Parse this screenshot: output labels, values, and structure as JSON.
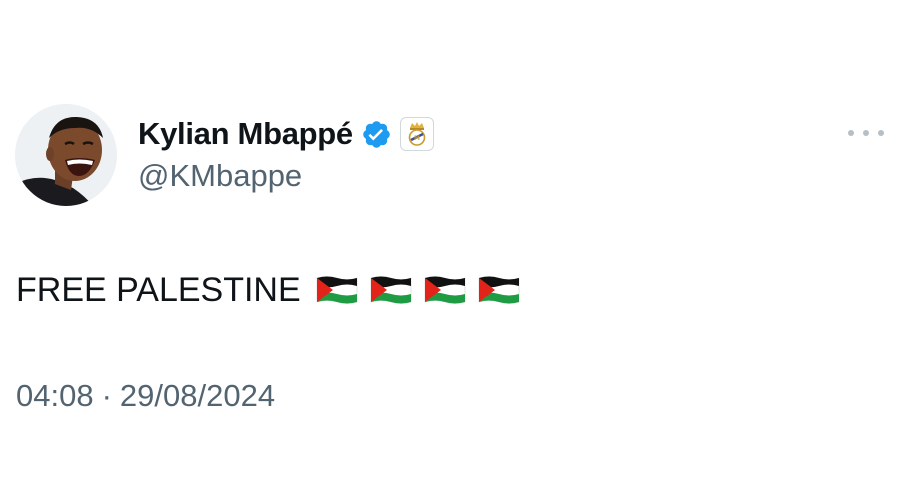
{
  "author": {
    "display_name": "Kylian Mbappé",
    "handle": "@KMbappe",
    "verified_icon": "verified-badge-icon",
    "affiliation_icon": "real-madrid-crest-icon",
    "brand_color": "#1d9bf0"
  },
  "tweet": {
    "text": "FREE PALESTINE",
    "emojis": [
      "palestine-flag",
      "palestine-flag",
      "palestine-flag",
      "palestine-flag"
    ]
  },
  "meta": {
    "time": "04:08",
    "separator": "·",
    "date": "29/08/2024"
  },
  "menu": {
    "icon": "more-options-icon"
  }
}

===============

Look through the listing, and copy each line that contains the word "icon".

    "verified_icon": "verified-badge-icon",
    "affiliation_icon": "real-madrid-crest-icon",
    "icon": "more-options-icon"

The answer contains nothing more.